**PROBLEM:**
The result should be the listing below restated word for word, with images left out.

Segment Open

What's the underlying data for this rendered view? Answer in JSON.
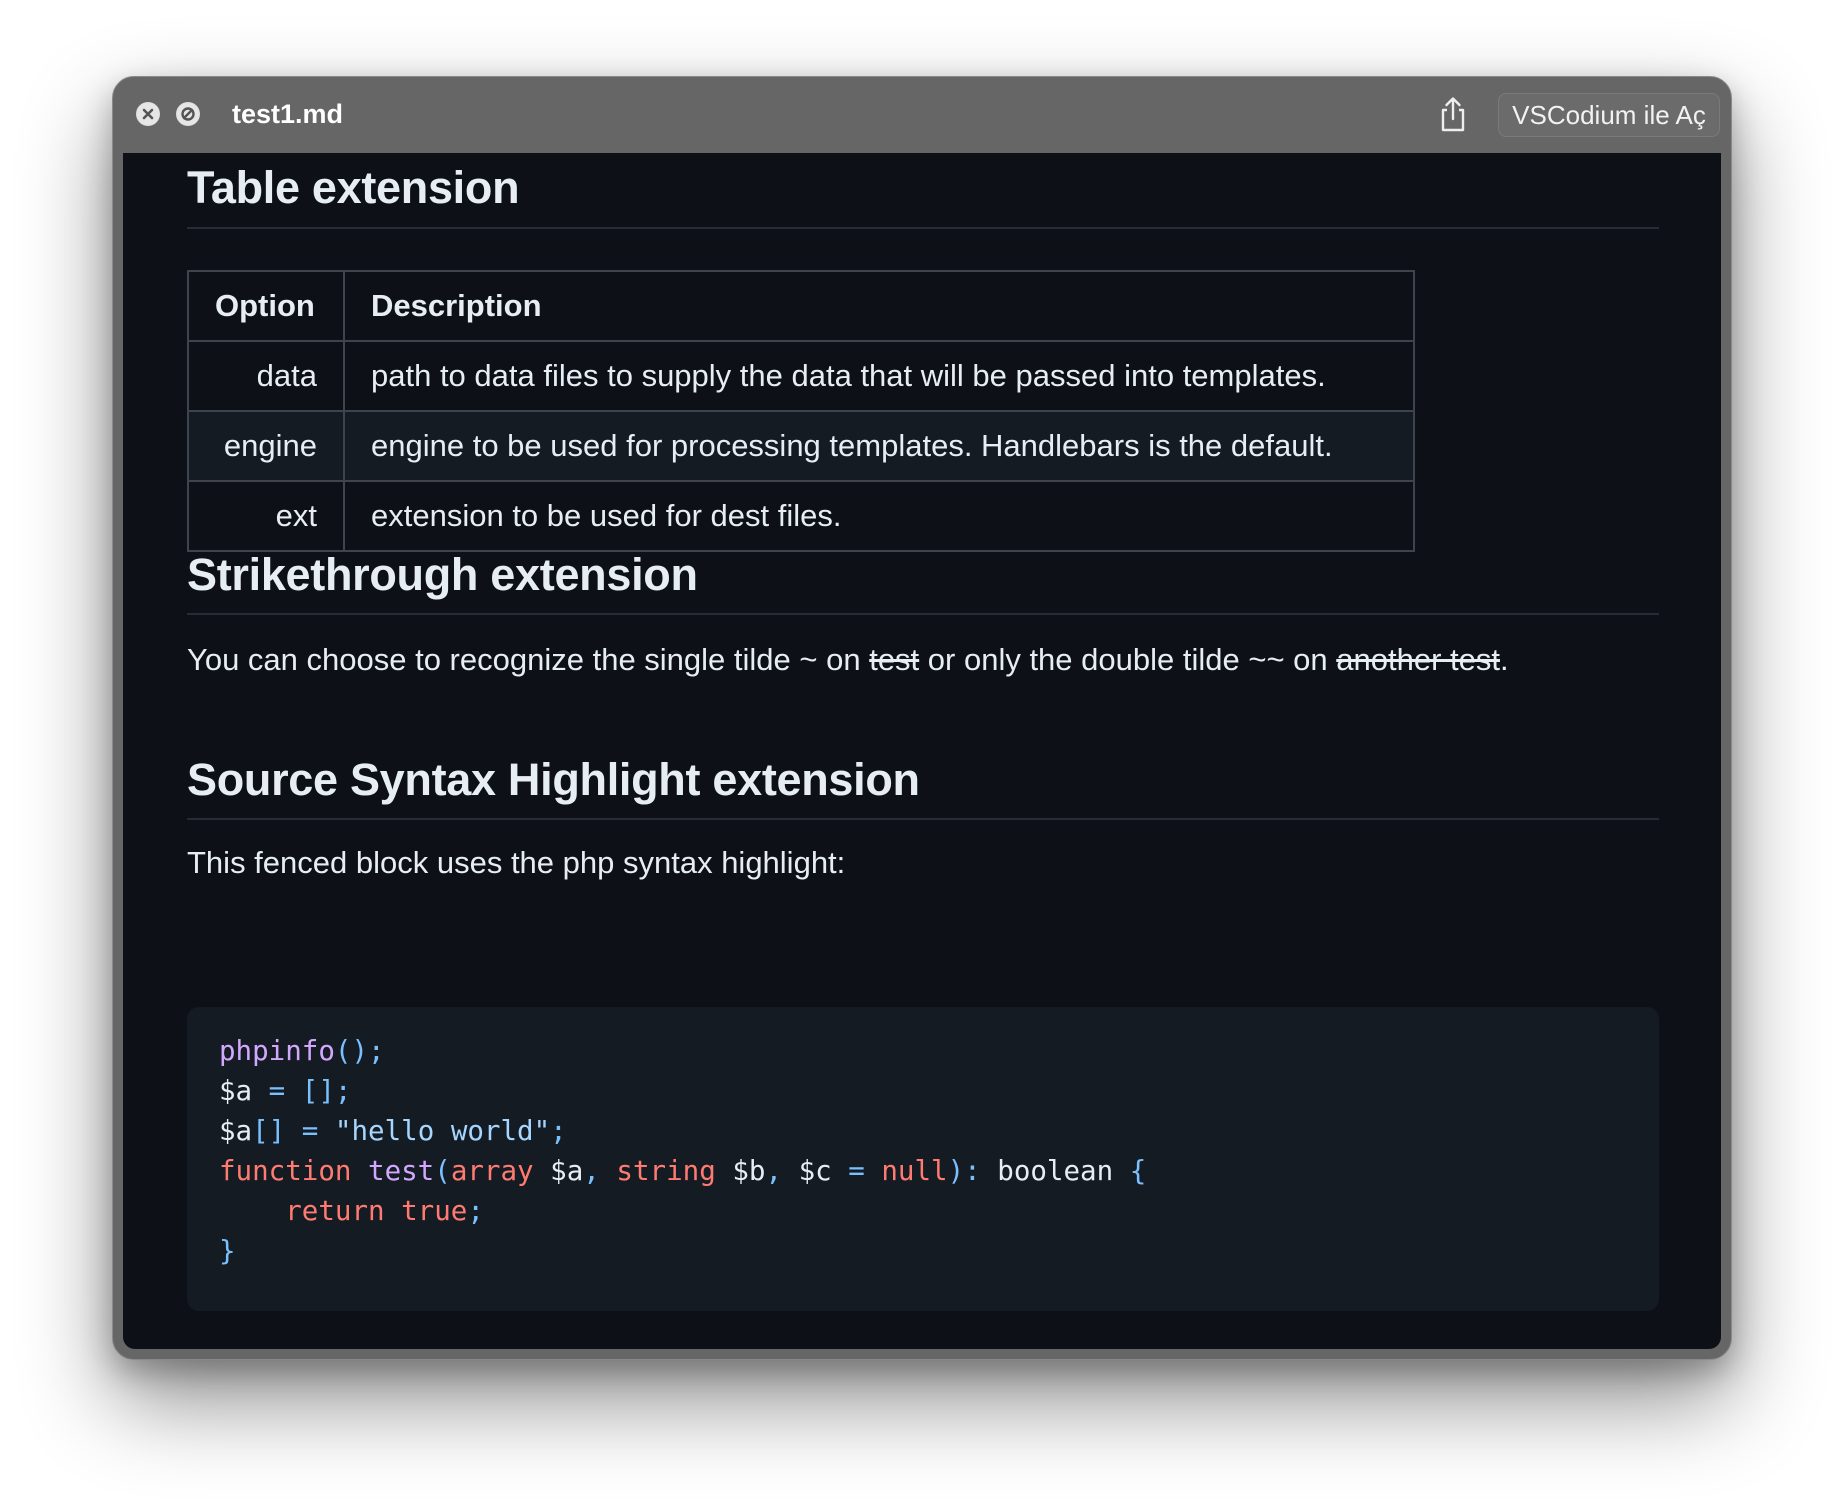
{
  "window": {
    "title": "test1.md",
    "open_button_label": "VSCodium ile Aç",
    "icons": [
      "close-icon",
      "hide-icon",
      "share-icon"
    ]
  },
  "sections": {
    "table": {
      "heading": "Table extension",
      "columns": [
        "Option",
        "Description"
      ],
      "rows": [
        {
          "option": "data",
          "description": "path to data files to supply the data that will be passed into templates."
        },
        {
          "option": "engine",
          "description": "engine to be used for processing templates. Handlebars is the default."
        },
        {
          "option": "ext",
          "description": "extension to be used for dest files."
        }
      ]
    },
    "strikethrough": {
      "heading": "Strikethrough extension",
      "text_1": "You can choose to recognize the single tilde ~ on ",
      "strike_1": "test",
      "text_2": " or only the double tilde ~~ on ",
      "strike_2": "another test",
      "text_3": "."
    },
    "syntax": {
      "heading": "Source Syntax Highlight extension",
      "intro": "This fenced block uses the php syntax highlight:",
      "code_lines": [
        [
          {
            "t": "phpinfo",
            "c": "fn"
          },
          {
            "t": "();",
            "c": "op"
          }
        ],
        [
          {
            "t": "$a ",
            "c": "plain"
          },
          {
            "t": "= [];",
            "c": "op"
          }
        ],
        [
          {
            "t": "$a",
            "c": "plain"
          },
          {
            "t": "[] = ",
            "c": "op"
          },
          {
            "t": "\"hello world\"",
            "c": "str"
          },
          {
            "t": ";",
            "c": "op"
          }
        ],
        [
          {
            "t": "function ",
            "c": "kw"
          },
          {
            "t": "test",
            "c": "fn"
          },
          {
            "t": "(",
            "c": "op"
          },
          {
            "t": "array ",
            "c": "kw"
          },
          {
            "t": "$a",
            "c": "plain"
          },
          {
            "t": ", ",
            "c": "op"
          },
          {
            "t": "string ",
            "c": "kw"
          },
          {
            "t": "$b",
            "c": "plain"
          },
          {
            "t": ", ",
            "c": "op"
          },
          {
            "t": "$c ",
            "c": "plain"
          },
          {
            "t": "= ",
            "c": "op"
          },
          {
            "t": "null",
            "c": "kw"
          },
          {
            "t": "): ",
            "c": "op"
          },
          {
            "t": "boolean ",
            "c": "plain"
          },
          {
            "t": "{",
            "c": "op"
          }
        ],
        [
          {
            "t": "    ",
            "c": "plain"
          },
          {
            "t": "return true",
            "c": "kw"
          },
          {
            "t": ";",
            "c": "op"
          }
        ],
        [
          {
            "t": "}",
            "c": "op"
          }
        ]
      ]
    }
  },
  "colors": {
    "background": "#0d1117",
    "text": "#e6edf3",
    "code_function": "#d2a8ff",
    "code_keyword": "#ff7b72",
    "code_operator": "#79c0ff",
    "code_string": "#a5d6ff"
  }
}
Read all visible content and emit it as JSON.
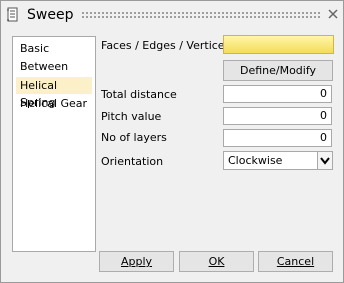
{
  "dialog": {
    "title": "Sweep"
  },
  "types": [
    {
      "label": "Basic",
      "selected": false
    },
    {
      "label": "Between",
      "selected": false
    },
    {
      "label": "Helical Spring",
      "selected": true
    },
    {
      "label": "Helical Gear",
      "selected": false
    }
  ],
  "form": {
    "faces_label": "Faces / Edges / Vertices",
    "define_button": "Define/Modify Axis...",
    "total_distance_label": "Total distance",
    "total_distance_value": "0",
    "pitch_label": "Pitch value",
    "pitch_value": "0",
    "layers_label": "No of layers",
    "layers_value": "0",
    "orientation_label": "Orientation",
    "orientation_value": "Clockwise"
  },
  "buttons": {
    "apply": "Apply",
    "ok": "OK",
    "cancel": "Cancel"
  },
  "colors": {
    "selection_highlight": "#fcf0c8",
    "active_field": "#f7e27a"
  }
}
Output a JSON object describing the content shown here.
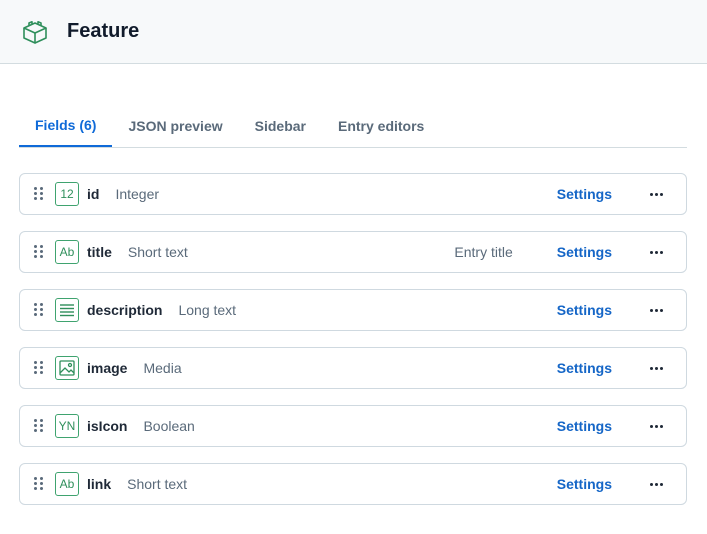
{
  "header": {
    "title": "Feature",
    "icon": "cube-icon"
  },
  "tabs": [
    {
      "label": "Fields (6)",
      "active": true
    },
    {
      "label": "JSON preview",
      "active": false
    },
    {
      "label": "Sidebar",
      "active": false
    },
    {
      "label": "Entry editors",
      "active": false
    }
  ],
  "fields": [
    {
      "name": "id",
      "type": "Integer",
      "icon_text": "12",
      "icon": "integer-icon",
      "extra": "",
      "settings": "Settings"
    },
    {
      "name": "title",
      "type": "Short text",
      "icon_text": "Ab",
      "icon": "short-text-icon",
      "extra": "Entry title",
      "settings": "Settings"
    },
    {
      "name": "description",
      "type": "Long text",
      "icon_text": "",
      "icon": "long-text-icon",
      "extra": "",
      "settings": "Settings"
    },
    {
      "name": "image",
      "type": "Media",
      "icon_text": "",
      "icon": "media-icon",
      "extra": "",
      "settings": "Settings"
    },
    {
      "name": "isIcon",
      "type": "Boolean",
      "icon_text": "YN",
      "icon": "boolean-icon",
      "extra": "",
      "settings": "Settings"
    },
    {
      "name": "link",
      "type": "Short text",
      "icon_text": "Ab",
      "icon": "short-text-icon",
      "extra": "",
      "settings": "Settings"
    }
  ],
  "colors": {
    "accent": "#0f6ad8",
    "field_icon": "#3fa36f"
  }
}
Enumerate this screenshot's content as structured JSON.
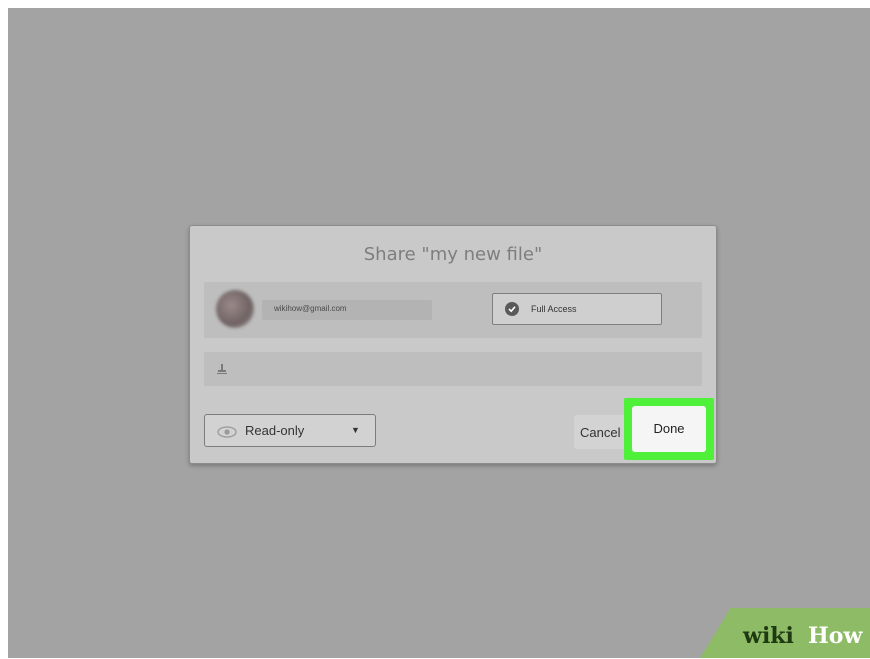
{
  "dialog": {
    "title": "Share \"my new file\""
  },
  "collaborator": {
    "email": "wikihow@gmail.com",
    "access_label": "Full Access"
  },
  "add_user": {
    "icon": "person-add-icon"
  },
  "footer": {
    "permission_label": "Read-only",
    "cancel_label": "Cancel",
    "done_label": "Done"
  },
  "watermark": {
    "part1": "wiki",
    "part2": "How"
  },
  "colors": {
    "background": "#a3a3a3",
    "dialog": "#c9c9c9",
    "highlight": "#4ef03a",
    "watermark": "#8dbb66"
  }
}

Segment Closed

**THE COMPLETED TASK:**
What's the underlying data for this rendered view? Answer in JSON.
{
  "window": {
    "title": "test1.md",
    "open_button_label": "VSCodium ile Aç",
    "icons": [
      "close-icon",
      "hide-icon",
      "share-icon"
    ]
  },
  "sections": {
    "table": {
      "heading": "Table extension",
      "columns": [
        "Option",
        "Description"
      ],
      "rows": [
        {
          "option": "data",
          "description": "path to data files to supply the data that will be passed into templates."
        },
        {
          "option": "engine",
          "description": "engine to be used for processing templates. Handlebars is the default."
        },
        {
          "option": "ext",
          "description": "extension to be used for dest files."
        }
      ]
    },
    "strikethrough": {
      "heading": "Strikethrough extension",
      "text_1": "You can choose to recognize the single tilde ~ on ",
      "strike_1": "test",
      "text_2": " or only the double tilde ~~ on ",
      "strike_2": "another test",
      "text_3": "."
    },
    "syntax": {
      "heading": "Source Syntax Highlight extension",
      "intro": "This fenced block uses the php syntax highlight:",
      "code_lines": [
        [
          {
            "t": "phpinfo",
            "c": "fn"
          },
          {
            "t": "();",
            "c": "op"
          }
        ],
        [
          {
            "t": "$a ",
            "c": "plain"
          },
          {
            "t": "= [];",
            "c": "op"
          }
        ],
        [
          {
            "t": "$a",
            "c": "plain"
          },
          {
            "t": "[] = ",
            "c": "op"
          },
          {
            "t": "\"hello world\"",
            "c": "str"
          },
          {
            "t": ";",
            "c": "op"
          }
        ],
        [
          {
            "t": "function ",
            "c": "kw"
          },
          {
            "t": "test",
            "c": "fn"
          },
          {
            "t": "(",
            "c": "op"
          },
          {
            "t": "array ",
            "c": "kw"
          },
          {
            "t": "$a",
            "c": "plain"
          },
          {
            "t": ", ",
            "c": "op"
          },
          {
            "t": "string ",
            "c": "kw"
          },
          {
            "t": "$b",
            "c": "plain"
          },
          {
            "t": ", ",
            "c": "op"
          },
          {
            "t": "$c ",
            "c": "plain"
          },
          {
            "t": "= ",
            "c": "op"
          },
          {
            "t": "null",
            "c": "kw"
          },
          {
            "t": "): ",
            "c": "op"
          },
          {
            "t": "boolean ",
            "c": "plain"
          },
          {
            "t": "{",
            "c": "op"
          }
        ],
        [
          {
            "t": "    ",
            "c": "plain"
          },
          {
            "t": "return true",
            "c": "kw"
          },
          {
            "t": ";",
            "c": "op"
          }
        ],
        [
          {
            "t": "}",
            "c": "op"
          }
        ]
      ]
    }
  },
  "colors": {
    "background": "#0d1117",
    "text": "#e6edf3",
    "code_function": "#d2a8ff",
    "code_keyword": "#ff7b72",
    "code_operator": "#79c0ff",
    "code_string": "#a5d6ff"
  }
}
Read all visible content and emit it as JSON.
{
  "dialog": {
    "title": "Sweep"
  },
  "types": [
    {
      "label": "Basic",
      "selected": false
    },
    {
      "label": "Between",
      "selected": false
    },
    {
      "label": "Helical Spring",
      "selected": true
    },
    {
      "label": "Helical Gear",
      "selected": false
    }
  ],
  "form": {
    "faces_label": "Faces / Edges / Vertices",
    "define_button": "Define/Modify Axis...",
    "total_distance_label": "Total distance",
    "total_distance_value": "0",
    "pitch_label": "Pitch value",
    "pitch_value": "0",
    "layers_label": "No of layers",
    "layers_value": "0",
    "orientation_label": "Orientation",
    "orientation_value": "Clockwise"
  },
  "buttons": {
    "apply": "Apply",
    "ok": "OK",
    "cancel": "Cancel"
  },
  "colors": {
    "selection_highlight": "#fcf0c8",
    "active_field": "#f7e27a"
  }
}
Output a JSON object describing the content shown here.
{
  "header": {
    "title": "Feature",
    "icon": "cube-icon"
  },
  "tabs": [
    {
      "label": "Fields (6)",
      "active": true
    },
    {
      "label": "JSON preview",
      "active": false
    },
    {
      "label": "Sidebar",
      "active": false
    },
    {
      "label": "Entry editors",
      "active": false
    }
  ],
  "fields": [
    {
      "name": "id",
      "type": "Integer",
      "icon_text": "12",
      "icon": "integer-icon",
      "extra": "",
      "settings": "Settings"
    },
    {
      "name": "title",
      "type": "Short text",
      "icon_text": "Ab",
      "icon": "short-text-icon",
      "extra": "Entry title",
      "settings": "Settings"
    },
    {
      "name": "description",
      "type": "Long text",
      "icon_text": "",
      "icon": "long-text-icon",
      "extra": "",
      "settings": "Settings"
    },
    {
      "name": "image",
      "type": "Media",
      "icon_text": "",
      "icon": "media-icon",
      "extra": "",
      "settings": "Settings"
    },
    {
      "name": "isIcon",
      "type": "Boolean",
      "icon_text": "YN",
      "icon": "boolean-icon",
      "extra": "",
      "settings": "Settings"
    },
    {
      "name": "link",
      "type": "Short text",
      "icon_text": "Ab",
      "icon": "short-text-icon",
      "extra": "",
      "settings": "Settings"
    }
  ],
  "colors": {
    "accent": "#0f6ad8",
    "field_icon": "#3fa36f"
  }
}
Enumerate this screenshot's content as structured JSON.
{
  "dialog": {
    "title": "Share \"my new file\""
  },
  "collaborator": {
    "email": "wikihow@gmail.com",
    "access_label": "Full Access"
  },
  "add_user": {
    "icon": "person-add-icon"
  },
  "footer": {
    "permission_label": "Read-only",
    "cancel_label": "Cancel",
    "done_label": "Done"
  },
  "watermark": {
    "part1": "wiki",
    "part2": "How"
  },
  "colors": {
    "background": "#a3a3a3",
    "dialog": "#c9c9c9",
    "highlight": "#4ef03a",
    "watermark": "#8dbb66"
  }
}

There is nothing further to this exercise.